M Saeed Khalid|February 08, 2013| It sounds pathetic but could be happening again: efforts aimed at friendship between India and Pakistan are checkmated by hostile lobbies in both countries.
One wonders if Isaac Newton’s third law of motion is applicable in this context to illustrate as to why each action towards normalisation between the two countries invites a reaction which is opposite – if not equal- in force. How else can one explain the painstaking efforts by the leaders of Pakistan and India frustrated by hardliners on both sides?
Gen Musharraf’s controversial operation in Kargil, sabotaging a historic breakthrough between Nawaz Sharif and A B Vajpayee is well-known. But long before that, India’s hawks had succeeded in seriously damaging relations, by establishing posts in the Siachen area.
The elected government’s positive feelers to India in 2008 were met by the jihadi brigade’s diabolical plan to provoke a war by attacking the heart of Mumbai. But the Samjhota Express carnage had already caused bitterness in relations.
The recent incidents along the LoC have demonstrated the disproportionate power wielded by the hawks. While the official dealings between New Delhi and Islamabad have recovered their level of correctness, the hatred being spread at the popular level, bordering on hysteria, raises the spectre of a downward spiral in relations.
It is understandable to agonise over the role being played by the Shiv Sena or other champions of Hindutva on the Indian side and the jihadis in our midst, in undermining the process aiming at detente. But it is also time for introspection. We should not ignore some historic trends which may have laid the genesis of what we are witnessing. Could it be that the hate-mongers are busy exploiting mistrust steeped over a millennium?
There is no dearth of the well intentioned on both sides, who ardently believe in overcoming the trust deficit through more frequent contacts between the civil society, cultural exchanges, relaxed visa requirements, trade and investment and track-II diplomacy.
They can rightfully claim to have contributed to greater understanding and amity on the basis of mutual benefit. The difficulty lies with those who, for cultural reasons or personal choice, constitute the hate brigades, the ultra-nationalists, the atavists, the armies of Allah and Ram. Every step toward rapprochement serves as a red rag to them. They are a minority but have their patrons and sympathisers in the two establishments.

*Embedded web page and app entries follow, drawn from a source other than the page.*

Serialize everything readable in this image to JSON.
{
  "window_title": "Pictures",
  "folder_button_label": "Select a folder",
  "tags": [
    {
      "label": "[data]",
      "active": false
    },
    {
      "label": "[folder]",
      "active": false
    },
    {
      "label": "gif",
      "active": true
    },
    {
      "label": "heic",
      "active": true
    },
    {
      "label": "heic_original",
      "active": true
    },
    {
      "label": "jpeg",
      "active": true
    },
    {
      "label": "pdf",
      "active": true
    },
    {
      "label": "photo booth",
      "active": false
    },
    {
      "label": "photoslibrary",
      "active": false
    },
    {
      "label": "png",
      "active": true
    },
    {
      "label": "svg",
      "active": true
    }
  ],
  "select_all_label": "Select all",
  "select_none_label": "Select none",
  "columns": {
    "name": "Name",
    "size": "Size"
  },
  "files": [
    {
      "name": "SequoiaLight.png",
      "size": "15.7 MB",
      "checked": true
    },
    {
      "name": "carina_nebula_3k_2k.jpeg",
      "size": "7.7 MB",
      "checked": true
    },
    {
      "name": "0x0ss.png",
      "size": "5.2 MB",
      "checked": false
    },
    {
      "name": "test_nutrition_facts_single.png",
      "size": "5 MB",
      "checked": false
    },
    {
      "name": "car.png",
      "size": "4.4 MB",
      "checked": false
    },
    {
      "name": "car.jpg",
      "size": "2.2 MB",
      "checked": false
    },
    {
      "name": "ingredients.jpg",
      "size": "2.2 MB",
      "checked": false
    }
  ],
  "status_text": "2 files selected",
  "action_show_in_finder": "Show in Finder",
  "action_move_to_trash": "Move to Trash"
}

The Pakistani hate brigade is largely based in Punjab, close to the historic battlegrounds, but their counterparts are well entrenched in Mumbai, which remained unscathed in Indo-Pakistan wars but has been the scene of repeated communal violence and terrorism.
Such is the level of anti-Pakistan sentiment in Mumbai that Pakistan’s repeated efforts over a quarter of a century to establish its consulate in the city, first at the Jinnah House and then elsewhere, have met a wall of insurmountable resistance.
This situation shows no sign of changing even though India is required under the Vienna Convention on Consular Relations, to assist Pakistan in finding premises for establishing its consulate. In retaliation, Pakistan has denied India permission to reopen its consulate in Karachi. The two governments have proved incapable of breaking the logjam.
Extremists on both sides are helping each other by maintaining a vicious cycle of violence and retribution as 1.2 billion people of India and Pakistan watch and wait in bewilderment, anxious to know if they will ever benefit from normal ties in the region.
History and sociology or philosophy may provide useful clues to how nations behave in a certain manner. But they do not offer clues on how to resolve disputes if the stronger side wants to maintain the status quo and the other refuses to accept a patently unjust dispensation.
In the case of Jammu and Kashmir, India believes that time is on its side and Pakistan, as well as the Kashmiris, will have to learn to live with the status quo. As a presidential candidate, Barack Obama had publicly declared that the resolution of the Kashmir dispute was necessary for peace in South Asia. He, however, became silent on this subject after his election.
Pakistan cannot relent on its principled support to the Kashmiri people. This was forcefully reiterated through numerous declarations on this Kashmir Day. The APHC leaders cautioned that they are not against better relations between Pakistan and India but this must not be at the cost of freezing the Kashmir dispute. People struggling for a legitimate cause are not deterred by the adverse ratio of force.
The recent backtracking in Indo-Pak relations should serve as a reminder that normalisation sans Kashmir has its limits. If various CBMs and forward movement on trade, travel or contacts between the civil society on both sides are not followed by progress on geo-political issues, the process of détente cannot proceed. The much-hyped normalisation would soon be replaced by an uneasy peace between adversaries.
Some may view this assessment as overly pessimistic. It should not be forgotten that while peace can be negotiated with sangfroid, friendship is based on mutual interests but can be undercut by gut feelings. It is obvious what kind of gut feelings are provoked by threatening sportspersons, especially women.
Unless the two countries find ways to discourage the merchants of hate and violence, the dialogue process is not going very far, a situation that may lead to undermining progress achieved in some areas.
The writer is a former ambassador.Email: firstname.lastname@example.org
– The News